Human Rights Watch (HRW) condemned the February decision and called on the Egyptian government to end judicial discrimination toward women.

“The continuing discrimination insults the many Egyptian women who are fully qualified to serve as judges,” Nadya Khalife, women’s rights researcher for the Middle East and North Africa at HRW, said at the time.

Prime Minister Ahmad Nazif intervened in early March, calling on the council to review its decision to bar women, saying the matter must be reviewed by “an administrative committee.”

Then, the top Constitutional Court – where Tahani El-Gabali sits as the first female judge in the country – stepped in and argued the council could not bar women from the advisory council. They ruled it was unconstitutional and discriminatory towards women.

But, despite what appears to be a resolution of the issue – and although the council will meet in April to “review” the decision on women’s participation – the ordeal hits home for women in Egypt.

Studies have shown that discrimination and harassment are almost daily occurrences across Egypt’s professions.

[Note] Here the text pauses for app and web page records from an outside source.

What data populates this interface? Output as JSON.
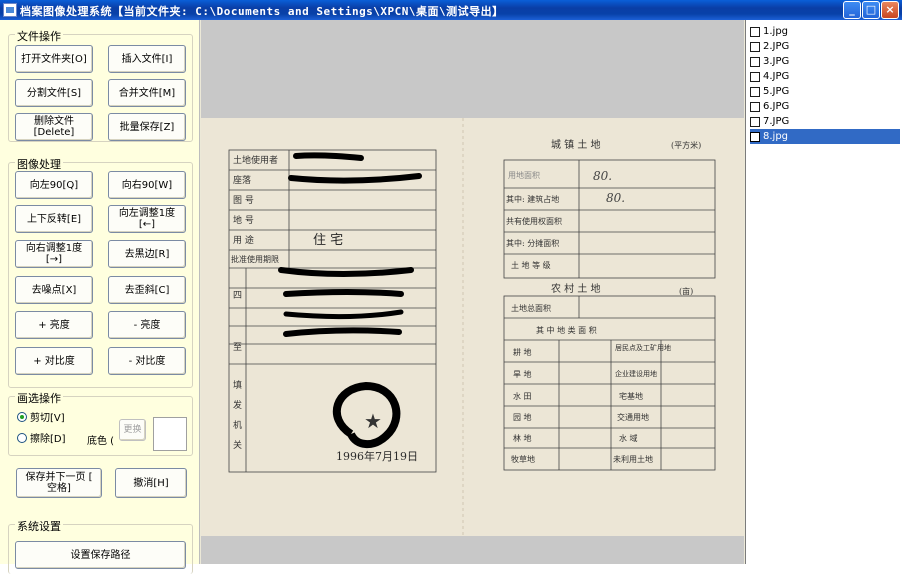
{
  "window": {
    "title": "档案图像处理系统【当前文件夹: C:\\Documents and Settings\\XPCN\\桌面\\测试导出】",
    "controls": {
      "minimize": "_",
      "maximize": "□",
      "close": "×"
    }
  },
  "file_ops": {
    "legend": "文件操作",
    "open_folder": "打开文件夹[O]",
    "insert_file": "插入文件[I]",
    "split_file": "分割文件[S]",
    "merge_file": "合并文件[M]",
    "delete_file_line1": "删除文件",
    "delete_file_line2": "[Delete]",
    "batch_save": "批量保存[Z]"
  },
  "image_ops": {
    "legend": "图像处理",
    "rotate_left": "向左90[Q]",
    "rotate_right": "向右90[W]",
    "flip_vertical": "上下反转[E]",
    "adjust_left_line1": "向左调整1度",
    "adjust_left_line2": "[←]",
    "adjust_right_line1": "向右调整1度",
    "adjust_right_line2": "[→]",
    "remove_black_edge": "去黑边[R]",
    "denoise": "去噪点[X]",
    "deskew": "去歪斜[C]",
    "brightness_up": "+ 亮度",
    "brightness_down": "- 亮度",
    "contrast_up": "+ 对比度",
    "contrast_down": "- 对比度"
  },
  "selection_ops": {
    "legend": "画选操作",
    "cut_label": "剪切[V]",
    "erase_label": "擦除[D]",
    "bg_color_label": "底色 (",
    "change_button": "更换"
  },
  "actions": {
    "save_next_line1": "保存并下一页  [",
    "save_next_line2": "空格]",
    "undo": "撤消[H]"
  },
  "system": {
    "legend": "系统设置",
    "set_save_path": "设置保存路径"
  },
  "files": [
    {
      "name": "1.jpg",
      "selected": false
    },
    {
      "name": "2.JPG",
      "selected": false
    },
    {
      "name": "3.JPG",
      "selected": false
    },
    {
      "name": "4.JPG",
      "selected": false
    },
    {
      "name": "5.JPG",
      "selected": false
    },
    {
      "name": "6.JPG",
      "selected": false
    },
    {
      "name": "7.JPG",
      "selected": false
    },
    {
      "name": "8.jpg",
      "selected": true
    }
  ],
  "document": {
    "left": {
      "land_user": "土地使用者",
      "location": "座落",
      "map_no": "图    号",
      "lot_no": "地    号",
      "usage": "用    途",
      "usage_value": "住  宅",
      "approved_period": "批准使用期限",
      "boundary": "四",
      "to": "至",
      "issuing": "填",
      "issuing2": "发",
      "issuing3": "机",
      "issuing4": "关",
      "date_handwritten": "1996年7月19日"
    },
    "right": {
      "urban_header": "城    镇    土    地",
      "unit_sqm": "(平方米)",
      "land_area": "用地面积",
      "building_area": "其中: 建筑占地",
      "shared_area": "共有使用权面积",
      "apportioned_area": "其中: 分摊面积",
      "land_grade": "土 地 等 级",
      "area_value_1": "80.",
      "area_value_2": "80.",
      "rural_header": "农    村    土    地",
      "unit_mu": "(亩)",
      "total_area": "土地总面积",
      "categories_header": "其    中    地    类    面    积",
      "cultivated": "耕    地",
      "dry_land": "旱  地",
      "paddy": "水  田",
      "garden": "园    地",
      "forest": "林    地",
      "pasture": "牧草地",
      "residential": "居民点及工矿用地",
      "enterprise": "企业建设用地",
      "homestead": "宅基地",
      "transport": "交通用地",
      "water": "水    域",
      "unused": "未利用土地",
      "qi": "其",
      "zhong": "中"
    }
  }
}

A report by the International Federation of Journalists (IFJ) in March revealed that Egyptian female journalists continued to “suffer from discrimination against their access to positions of leadership.”

The report, entitled “Female Journalists: Partners in Press Unions Leaders,” stated that only 2,400 women are members of the press syndicate out of a total 7,000 members and that the percentage of representation in the Syndicate’s Council drops to only 7.7 percent, or 13 members.

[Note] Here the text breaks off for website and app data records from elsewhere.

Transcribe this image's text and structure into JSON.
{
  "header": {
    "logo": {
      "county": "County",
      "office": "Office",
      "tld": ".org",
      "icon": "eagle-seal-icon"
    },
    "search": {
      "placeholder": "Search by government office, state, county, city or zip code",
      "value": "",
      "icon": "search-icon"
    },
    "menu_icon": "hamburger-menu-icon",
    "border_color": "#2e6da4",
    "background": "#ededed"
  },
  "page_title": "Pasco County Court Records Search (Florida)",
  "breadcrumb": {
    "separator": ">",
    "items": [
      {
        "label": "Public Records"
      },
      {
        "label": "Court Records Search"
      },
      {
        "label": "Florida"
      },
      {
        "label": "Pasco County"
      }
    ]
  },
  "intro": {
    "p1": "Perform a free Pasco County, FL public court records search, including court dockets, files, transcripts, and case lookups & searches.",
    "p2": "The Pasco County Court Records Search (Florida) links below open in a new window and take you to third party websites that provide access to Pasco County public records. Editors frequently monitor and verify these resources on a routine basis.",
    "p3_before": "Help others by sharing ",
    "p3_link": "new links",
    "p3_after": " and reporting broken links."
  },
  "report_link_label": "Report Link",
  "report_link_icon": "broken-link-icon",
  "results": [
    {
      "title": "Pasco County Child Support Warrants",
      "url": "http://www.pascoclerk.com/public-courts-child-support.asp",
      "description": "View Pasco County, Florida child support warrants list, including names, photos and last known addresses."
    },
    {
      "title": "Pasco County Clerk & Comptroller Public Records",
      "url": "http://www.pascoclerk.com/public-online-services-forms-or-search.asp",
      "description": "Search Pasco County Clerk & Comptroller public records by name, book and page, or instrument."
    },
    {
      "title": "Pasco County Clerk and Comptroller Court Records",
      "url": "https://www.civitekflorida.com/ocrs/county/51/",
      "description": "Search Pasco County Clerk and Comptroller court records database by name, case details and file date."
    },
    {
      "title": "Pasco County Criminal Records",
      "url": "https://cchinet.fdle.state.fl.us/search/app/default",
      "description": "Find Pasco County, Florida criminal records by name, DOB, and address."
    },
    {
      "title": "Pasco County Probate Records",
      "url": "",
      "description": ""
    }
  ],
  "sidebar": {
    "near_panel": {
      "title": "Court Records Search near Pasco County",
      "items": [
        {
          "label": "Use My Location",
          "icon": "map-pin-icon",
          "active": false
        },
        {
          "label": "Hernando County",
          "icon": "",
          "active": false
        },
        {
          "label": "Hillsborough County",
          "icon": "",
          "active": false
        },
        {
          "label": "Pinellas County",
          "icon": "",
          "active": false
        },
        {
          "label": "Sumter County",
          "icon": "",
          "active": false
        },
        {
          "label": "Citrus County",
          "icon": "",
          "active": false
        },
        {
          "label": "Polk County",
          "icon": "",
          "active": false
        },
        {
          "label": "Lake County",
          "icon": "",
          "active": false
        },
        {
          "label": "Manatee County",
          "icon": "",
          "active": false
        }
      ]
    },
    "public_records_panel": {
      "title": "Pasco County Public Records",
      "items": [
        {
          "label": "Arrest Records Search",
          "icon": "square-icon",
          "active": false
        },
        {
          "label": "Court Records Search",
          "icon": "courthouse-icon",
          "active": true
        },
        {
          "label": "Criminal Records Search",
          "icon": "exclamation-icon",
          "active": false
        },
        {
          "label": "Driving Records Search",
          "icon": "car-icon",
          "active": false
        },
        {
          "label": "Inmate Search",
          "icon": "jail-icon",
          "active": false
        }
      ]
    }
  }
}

For Yussif, this is proof that the ‘judges’ case goes beyond that single issue. She points to the “overall feeling that women are looked down upon and need to force their way into leading roles.”

El-Gabali, the first female judge in Egyptian history – appointed by President Hosni Mubarak – says she understands her role in creating “space for Egyptian women” to follow in her footsteps.

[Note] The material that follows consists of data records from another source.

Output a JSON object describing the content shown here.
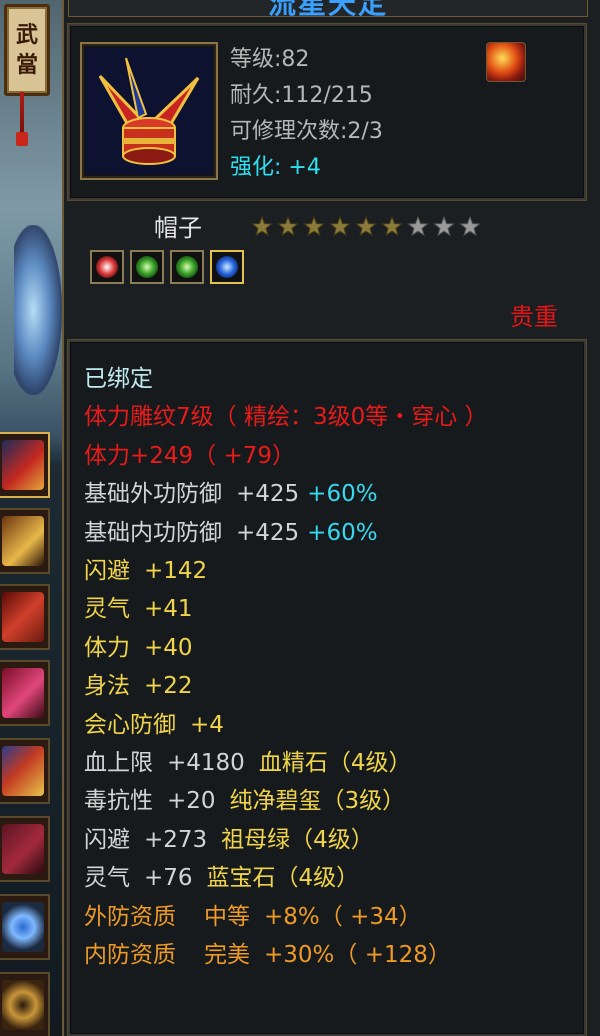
{
  "window": {
    "title": "流星天定"
  },
  "left_strip": {
    "sign_chars": [
      "武",
      "當"
    ],
    "slots": [
      {
        "name": "hat-slot",
        "active": true
      },
      {
        "name": "shoulder-slot",
        "active": false
      },
      {
        "name": "bracer-slot",
        "active": false
      },
      {
        "name": "glove-slot",
        "active": false
      },
      {
        "name": "belt-slot",
        "active": false
      },
      {
        "name": "boot-slot",
        "active": false
      },
      {
        "name": "ring-slot",
        "active": false
      },
      {
        "name": "ring2-slot",
        "active": false
      }
    ]
  },
  "item": {
    "level": "等级:82",
    "durability": "耐久:112/215",
    "repairs": "可修理次数:2/3",
    "enhance": "强化: +4",
    "name": "帽子",
    "stars_filled": 6,
    "stars_total": 9,
    "rarity": "贵重",
    "gems": [
      "red-rune-gem",
      "green-jade-gem",
      "green-jade-gem-2",
      "blue-sapphire-gem"
    ]
  },
  "properties": {
    "bound": "已绑定",
    "engrave": "体力雕纹7级（ 精绘：3级0等・穿心 ）",
    "stamina_total": "体力+249（ +79）",
    "ext_def": {
      "label": "基础外功防御",
      "value": "+425",
      "pct": "+60%"
    },
    "int_def": {
      "label": "基础内功防御",
      "value": "+425",
      "pct": "+60%"
    },
    "dodge": {
      "label": "闪避",
      "value": "+142"
    },
    "spirit": {
      "label": "灵气",
      "value": "+41"
    },
    "stamina": {
      "label": "体力",
      "value": "+40"
    },
    "agility": {
      "label": "身法",
      "value": "+22"
    },
    "crit_def": {
      "label": "会心防御",
      "value": "+4"
    },
    "hp": {
      "label": "血上限",
      "value": "+4180",
      "gem": "血精石（4级）"
    },
    "poison": {
      "label": "毒抗性",
      "value": "+20",
      "gem": "纯净碧玺（3级）"
    },
    "dodge_gem": {
      "label": "闪避",
      "value": "+273",
      "gem": "祖母绿（4级）"
    },
    "spirit_gem": {
      "label": "灵气",
      "value": "+76",
      "gem": "蓝宝石（4级）"
    },
    "ext_quality": {
      "label": "外防资质",
      "grade": "中等",
      "pct": "+8%",
      "bonus": "（ +34）"
    },
    "int_quality": {
      "label": "内防资质",
      "grade": "完美",
      "pct": "+30%",
      "bonus": "（ +128）"
    }
  },
  "colors": {
    "panel_border": "#6d5a34",
    "enhance": "#2fe0f0",
    "rarity": "#e21616",
    "attribute": "#f0d44a",
    "percent": "#38d8ee",
    "quality": "#ee9a26"
  }
}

“I am not an activist,” she said. “But I do believe in equal rights for women and that is why it is so important to establish the rule of law to end discrimination against women in this country.”

Most women’s advocates, including Yussif, Abu Komsan and even El-Gabali, say times are changing.

“It is a long road to travel, especially as we must fight against the everyday perception that says it’s okay to beat your wife and control women’s actions,” Abu Komsan said in an interview with The Media Line in between telephone calls from local journalists who wanted her opinion on women’s empowerment in Egypt. “But things are moving forward and we are hopeful that when all these issues are publicized, we will get to the point where this debate won’t even be necessary.”
“A few years ago, we had to call them, but now they are calling us for our opinion,” she continued. “That’s a start.”

As the debate meanders on, the ECWR has demanded the immediate issuing of a law to combat discrimination in the country in order to secure “equality, citizenship and efficiency for all Egyptians.”

Abu Komsan said that while changing public perception is a vital and major part of the work women’s advocates must look into, “policy and legal measures are extremely important if women are to move forward on equal ground. This call for new legislation is key to the success.”

Yussif couldn’t agree more. While slipping into her car, readying to head off to a meeting of local women’s leaders, she said, “Men in this country, for the most part, live in a world where they think they can do whatever they want. This is based on religion and other factors, but we have to change the attitudes and an anti-discrimination law will make this happen quicker.”